Well actually it wasn’t, although I did get out a zinger about the one thing I found funny about ANZAC Day, specifically the minute’s silence. It being the only time all year that a World War veteran can be silent for a whole minute and not get his pulse checked by a nurse.
I didn’t really tell that many jokes, so much as reiterate the respect we ought to have for these men and women who did a horrible and difficult thing – not because it was glorious or noble, but because it wasn’t. And the youth of today (and yes, I count myself) are soft, and fat, and weak, and naïve, precisely because the previous generations did these awful things. Arguments as to whether they were inevitable or necessary things notwithstanding.
I lapsed into further philosophy at that point, and was left with the impression (after waking) that war is always going to happen as long as one generation needs it to happen.

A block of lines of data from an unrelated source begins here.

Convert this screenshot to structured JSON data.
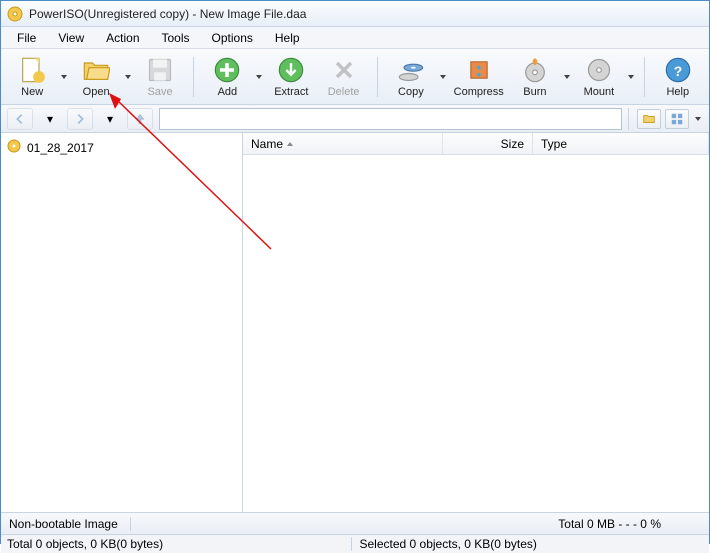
{
  "title": "PowerISO(Unregistered copy) - New Image File.daa",
  "menu": {
    "file": "File",
    "view": "View",
    "action": "Action",
    "tools": "Tools",
    "options": "Options",
    "help": "Help"
  },
  "toolbar": {
    "new": "New",
    "open": "Open",
    "save": "Save",
    "add": "Add",
    "extract": "Extract",
    "delete": "Delete",
    "copy": "Copy",
    "compress": "Compress",
    "burn": "Burn",
    "mount": "Mount",
    "help": "Help"
  },
  "tree": {
    "item0": "01_28_2017"
  },
  "list": {
    "col_name": "Name",
    "col_size": "Size",
    "col_type": "Type"
  },
  "footer": {
    "boot": "Non-bootable Image",
    "total": "Total  0 MB   - - -  0 %",
    "status_left": "Total 0 objects, 0 KB(0 bytes)",
    "status_right": "Selected 0 objects, 0 KB(0 bytes)"
  }
}
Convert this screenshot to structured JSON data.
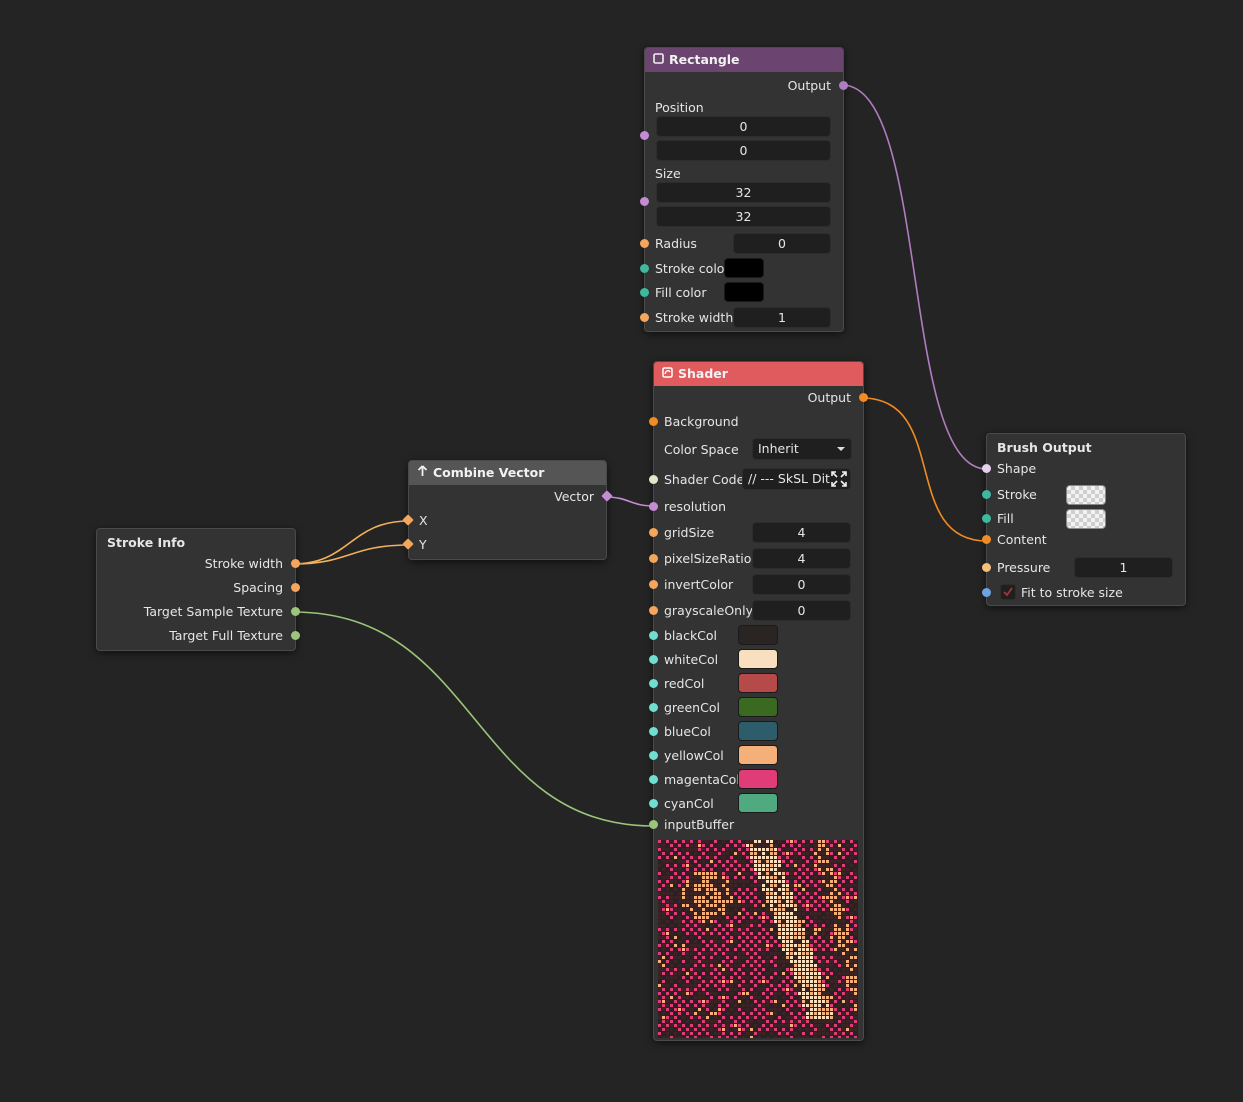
{
  "colors": {
    "canvas": "#242424",
    "rectangle_header": "#6b456f",
    "shader_header": "#e05b5e",
    "combine_header": "#555555",
    "wire_shape": "#b07cc0",
    "wire_number": "#f2b05a",
    "wire_texture": "#9cc47a",
    "wire_content": "#f08c22",
    "socket_shape": "#c58bd4",
    "socket_number": "#f5a55c",
    "socket_color": "#3fb8a0",
    "socket_texture": "#9cc47a",
    "socket_vector": "#c58bd4",
    "socket_bool": "#6fa3e0",
    "socket_paint": "#f08c22",
    "socket_string": "#dfe8c8",
    "socket_color_light": "#6fe0d0"
  },
  "nodes": {
    "stroke_info": {
      "title": "Stroke Info",
      "outputs": [
        "Stroke width",
        "Spacing",
        "Target Sample Texture",
        "Target Full Texture"
      ]
    },
    "combine_vector": {
      "icon": "arrow-up-icon",
      "title": "Combine Vector",
      "output": "Vector",
      "inputs": [
        "X",
        "Y"
      ]
    },
    "rectangle": {
      "icon": "square-icon",
      "title": "Rectangle",
      "output": "Output",
      "position_label": "Position",
      "position": [
        "0",
        "0"
      ],
      "size_label": "Size",
      "size": [
        "32",
        "32"
      ],
      "radius_label": "Radius",
      "radius": "0",
      "stroke_color_label": "Stroke colo",
      "stroke_color": "#000000",
      "fill_color_label": "Fill color",
      "fill_color": "#000000",
      "stroke_width_label": "Stroke width",
      "stroke_width": "1"
    },
    "shader": {
      "icon": "shader-icon",
      "title": "Shader",
      "output": "Output",
      "background_label": "Background",
      "color_space_label": "Color Space",
      "color_space_value": "Inherit",
      "shader_code_label": "Shader Code",
      "shader_code_value": "// --- SkSL Dith",
      "expand_icon": "expand-icon",
      "resolution_label": "resolution",
      "numbers": [
        {
          "label": "gridSize",
          "value": "4"
        },
        {
          "label": "pixelSizeRatio",
          "value": "4"
        },
        {
          "label": "invertColor",
          "value": "0"
        },
        {
          "label": "grayscaleOnly",
          "value": "0"
        }
      ],
      "colors": [
        {
          "label": "blackCol",
          "color": "#2a2523"
        },
        {
          "label": "whiteCol",
          "color": "#f8dfc0"
        },
        {
          "label": "redCol",
          "color": "#b64a48"
        },
        {
          "label": "greenCol",
          "color": "#3a6a22"
        },
        {
          "label": "blueCol",
          "color": "#2d5d6a"
        },
        {
          "label": "yellowCol",
          "color": "#f5b07a"
        },
        {
          "label": "magentaCol",
          "color": "#e03c78"
        },
        {
          "label": "cyanCol",
          "color": "#50aa80"
        }
      ],
      "input_buffer_label": "inputBuffer"
    },
    "brush_output": {
      "title": "Brush Output",
      "shape_label": "Shape",
      "stroke_label": "Stroke",
      "fill_label": "Fill",
      "content_label": "Content",
      "pressure_label": "Pressure",
      "pressure_value": "1",
      "fit_label": "Fit to stroke size",
      "fit_checked": true
    }
  }
}
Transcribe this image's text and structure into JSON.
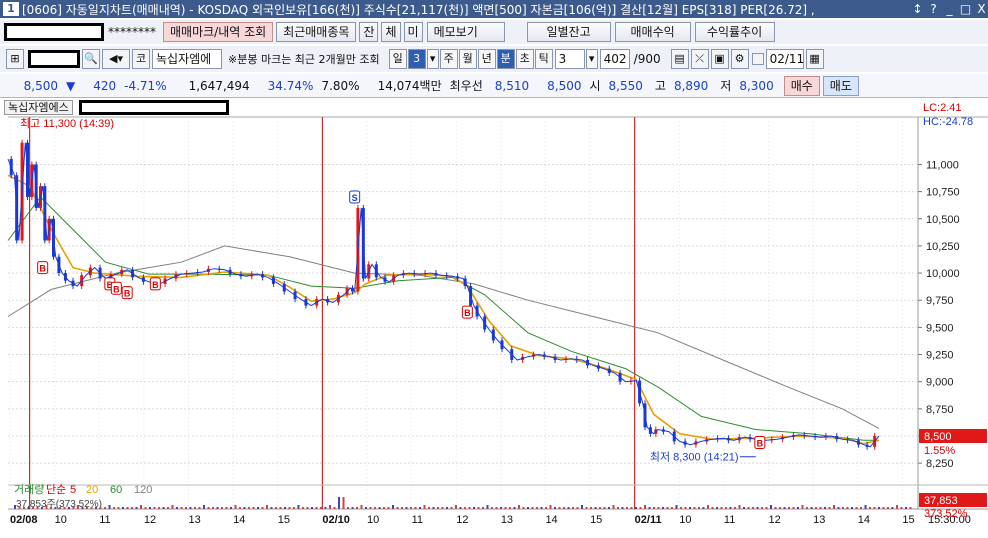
{
  "window": {
    "number": "1",
    "title": "[0606] 자동일지차트(매매내역) - KOSDAQ 외국인보유[166(천)] 주식수[21,117(천)] 액면[500] 자본금[106(억)] 결산[12월] EPS[318] PER[26.72] ,",
    "buttons": [
      "↕",
      "?",
      "_",
      "□",
      "X"
    ]
  },
  "toolbar1": {
    "account_mask": "********",
    "btn_trade_mark": "매매마크/내역 조회",
    "btn_recent_trades": "최근매매종목",
    "btn_jan": "잔",
    "btn_che": "체",
    "btn_mi": "미",
    "btn_memo": "메모보기",
    "btn_daily_balance": "일별잔고",
    "btn_trade_profit": "매매수익",
    "btn_profit_trend": "수익률추이"
  },
  "toolbar2": {
    "code_prefix": "코",
    "stock_name": "녹십자엠에",
    "note": "※분봉 마크는 최근 2개월만 조회",
    "period_labels": [
      "일",
      "3",
      "주",
      "월",
      "년",
      "분",
      "초",
      "틱"
    ],
    "interval_value": "3",
    "count_value": "402",
    "count_total": "/900",
    "date_value": "02/11"
  },
  "quote": {
    "price": "8,500",
    "arrow": "▼",
    "change": "420",
    "change_pct": "-4.71%",
    "volume": "1,647,494",
    "vol_ratio": "34.74%",
    "turnover": "7.80%",
    "trade_amount": "14,074백만",
    "best_ask_label": "최우선",
    "best_ask": "8,510",
    "best_bid": "8,500",
    "open_label": "시",
    "open": "8,550",
    "high_label": "고",
    "high": "8,890",
    "low_label": "저",
    "low": "8,300",
    "buy_label": "매수",
    "sell_label": "매도"
  },
  "chart_header": {
    "tab_name": "녹십자엠에스"
  },
  "chart_data": {
    "type": "line",
    "title": "",
    "y_axis_ticks": [
      11000,
      10750,
      10500,
      10250,
      10000,
      9750,
      9500,
      9250,
      9000,
      8750,
      8500,
      8250
    ],
    "y_tick_labels": [
      "11,000",
      "10,750",
      "10,500",
      "10,250",
      "10,000",
      "9,750",
      "9,500",
      "9,250",
      "9,000",
      "8,750",
      "8,500",
      "8,250"
    ],
    "ylim": [
      8150,
      11400
    ],
    "x_tick_labels": [
      "02/08",
      "10",
      "11",
      "12",
      "13",
      "14",
      "15",
      "02/10",
      "10",
      "11",
      "12",
      "13",
      "14",
      "15",
      "02/11",
      "10",
      "11",
      "12",
      "13",
      "14",
      "15",
      "15:30:00"
    ],
    "session_dividers": [
      "02/10",
      "02/11"
    ],
    "lc_label": "LC:2.41",
    "hc_label": "HC:-24.78",
    "high_annotation": "최고 11,300 (14:39)",
    "low_annotation": "최저 8,300 (14:21)",
    "current_price_label": "8,500",
    "current_pct_label": "1.55%",
    "ma_labels": {
      "name": "거래량",
      "type": "단순",
      "p5": "5",
      "p20": "20",
      "p60": "60",
      "p120": "120"
    },
    "volume_label": "37,853",
    "volume_pct_label": "373.52%",
    "volume_overlay_text": "37,853주(373.52%)",
    "colors": {
      "up": "#e01818",
      "down": "#1a38d6",
      "ma5": "#e8a000",
      "ma20": "#2e8b2e",
      "ma60": "#808080",
      "divider": "#d00000"
    },
    "price_path": [
      [
        0,
        11050
      ],
      [
        3,
        10900
      ],
      [
        5,
        10300
      ],
      [
        8,
        11200
      ],
      [
        10,
        10700
      ],
      [
        12,
        11000
      ],
      [
        14,
        10600
      ],
      [
        16,
        10800
      ],
      [
        18,
        10300
      ],
      [
        20,
        10500
      ],
      [
        22,
        10150
      ],
      [
        25,
        10000
      ],
      [
        28,
        9930
      ],
      [
        32,
        9880
      ],
      [
        36,
        9980
      ],
      [
        40,
        10050
      ],
      [
        45,
        9950
      ],
      [
        50,
        9990
      ],
      [
        55,
        10030
      ],
      [
        60,
        9960
      ],
      [
        65,
        9920
      ],
      [
        70,
        9900
      ],
      [
        75,
        9950
      ],
      [
        80,
        9990
      ],
      [
        85,
        10000
      ],
      [
        90,
        10010
      ],
      [
        95,
        10040
      ],
      [
        100,
        10030
      ],
      [
        105,
        9990
      ],
      [
        110,
        9970
      ],
      [
        115,
        9990
      ],
      [
        120,
        9960
      ],
      [
        125,
        9900
      ],
      [
        130,
        9830
      ],
      [
        135,
        9760
      ],
      [
        140,
        9700
      ],
      [
        145,
        9760
      ],
      [
        150,
        9730
      ],
      [
        155,
        9800
      ],
      [
        158,
        9860
      ],
      [
        160,
        9830
      ],
      [
        163,
        10600
      ],
      [
        165,
        9950
      ],
      [
        168,
        10080
      ],
      [
        172,
        9960
      ],
      [
        176,
        9920
      ],
      [
        180,
        9980
      ],
      [
        185,
        10000
      ],
      [
        190,
        9990
      ],
      [
        195,
        10000
      ],
      [
        200,
        9980
      ],
      [
        205,
        9970
      ],
      [
        210,
        9950
      ],
      [
        212,
        9880
      ],
      [
        215,
        9700
      ],
      [
        218,
        9600
      ],
      [
        222,
        9480
      ],
      [
        226,
        9380
      ],
      [
        230,
        9300
      ],
      [
        235,
        9200
      ],
      [
        240,
        9230
      ],
      [
        245,
        9250
      ],
      [
        250,
        9230
      ],
      [
        255,
        9200
      ],
      [
        260,
        9210
      ],
      [
        265,
        9200
      ],
      [
        270,
        9150
      ],
      [
        275,
        9120
      ],
      [
        280,
        9080
      ],
      [
        285,
        9000
      ],
      [
        290,
        9010
      ],
      [
        293,
        8800
      ],
      [
        295,
        8580
      ],
      [
        298,
        8520
      ],
      [
        300,
        8560
      ],
      [
        305,
        8540
      ],
      [
        310,
        8450
      ],
      [
        315,
        8420
      ],
      [
        320,
        8450
      ],
      [
        325,
        8470
      ],
      [
        330,
        8480
      ],
      [
        335,
        8460
      ],
      [
        340,
        8490
      ],
      [
        345,
        8470
      ],
      [
        350,
        8460
      ],
      [
        355,
        8470
      ],
      [
        360,
        8490
      ],
      [
        365,
        8510
      ],
      [
        370,
        8500
      ],
      [
        375,
        8490
      ],
      [
        380,
        8500
      ],
      [
        385,
        8470
      ],
      [
        390,
        8460
      ],
      [
        395,
        8420
      ],
      [
        398,
        8400
      ],
      [
        402,
        8500
      ]
    ],
    "ma5_path": [
      [
        0,
        10900
      ],
      [
        10,
        10800
      ],
      [
        20,
        10400
      ],
      [
        30,
        10050
      ],
      [
        40,
        10000
      ],
      [
        60,
        9970
      ],
      [
        80,
        9960
      ],
      [
        100,
        10010
      ],
      [
        120,
        9980
      ],
      [
        130,
        9870
      ],
      [
        140,
        9740
      ],
      [
        150,
        9760
      ],
      [
        160,
        9820
      ],
      [
        165,
        9900
      ],
      [
        175,
        9980
      ],
      [
        190,
        9990
      ],
      [
        205,
        9970
      ],
      [
        212,
        9880
      ],
      [
        222,
        9560
      ],
      [
        232,
        9330
      ],
      [
        245,
        9240
      ],
      [
        260,
        9210
      ],
      [
        275,
        9130
      ],
      [
        290,
        9020
      ],
      [
        298,
        8700
      ],
      [
        310,
        8520
      ],
      [
        325,
        8470
      ],
      [
        345,
        8480
      ],
      [
        365,
        8500
      ],
      [
        385,
        8480
      ],
      [
        395,
        8430
      ],
      [
        402,
        8460
      ]
    ],
    "ma20_path": [
      [
        0,
        10300
      ],
      [
        15,
        10700
      ],
      [
        30,
        10400
      ],
      [
        45,
        10100
      ],
      [
        65,
        9990
      ],
      [
        90,
        9990
      ],
      [
        120,
        9980
      ],
      [
        140,
        9880
      ],
      [
        160,
        9860
      ],
      [
        180,
        9930
      ],
      [
        205,
        9960
      ],
      [
        220,
        9800
      ],
      [
        240,
        9450
      ],
      [
        260,
        9280
      ],
      [
        285,
        9120
      ],
      [
        300,
        8950
      ],
      [
        320,
        8680
      ],
      [
        345,
        8560
      ],
      [
        370,
        8520
      ],
      [
        395,
        8460
      ],
      [
        402,
        8460
      ]
    ],
    "ma60_path": [
      [
        0,
        9600
      ],
      [
        20,
        9850
      ],
      [
        50,
        10000
      ],
      [
        80,
        10100
      ],
      [
        100,
        10250
      ],
      [
        130,
        10150
      ],
      [
        160,
        10000
      ],
      [
        190,
        9980
      ],
      [
        215,
        9900
      ],
      [
        240,
        9750
      ],
      [
        270,
        9600
      ],
      [
        300,
        9450
      ],
      [
        330,
        9200
      ],
      [
        360,
        8950
      ],
      [
        385,
        8750
      ],
      [
        402,
        8570
      ]
    ],
    "trade_markers": [
      {
        "label": "B",
        "x": 16,
        "price": 10050
      },
      {
        "label": "B",
        "x": 47,
        "price": 9900
      },
      {
        "label": "B",
        "x": 50,
        "price": 9860
      },
      {
        "label": "B",
        "x": 55,
        "price": 9820
      },
      {
        "label": "B",
        "x": 68,
        "price": 9900
      },
      {
        "label": "S",
        "x": 160,
        "price": 10700
      },
      {
        "label": "B",
        "x": 212,
        "price": 9640
      },
      {
        "label": "B",
        "x": 347,
        "price": 8440
      }
    ]
  }
}
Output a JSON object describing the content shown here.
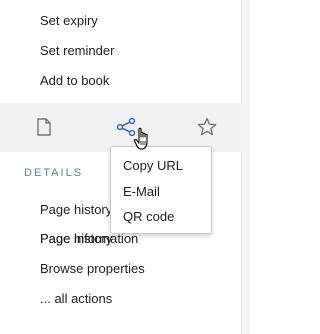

And right now it is the baby boomers ruining it for everybody. These are the kids who were raised with the prejudices and bigotries and ignorance of their veteran forefathers, but were fed (by the survivors) on a steady diet of how magnificent war was. They have absorbed all the hatefulness and reactionary feeling of the wartime generation, but none of the human sentiment and fragility and respect that seems to come from actually being in those situations themselves, and seeing that all people are the same. And now they are in positions of absolute authority, and the world is a machine that seems designed to run on war. It fuels economies and invention. It silences dissenters. It weeds out the in-betweeners and leaves a fresh crop of malleable minds.
Because it’s not the baby boomers who will have to fight these next wars. It’s their chilren and grandchildren.
And that is the greatest, most obscene tragedy of all.
So yeah. That started out surreal and funny and just left me feeling sick when I woke up this morning. Fuck war and anyone who wants to inflict it on the world.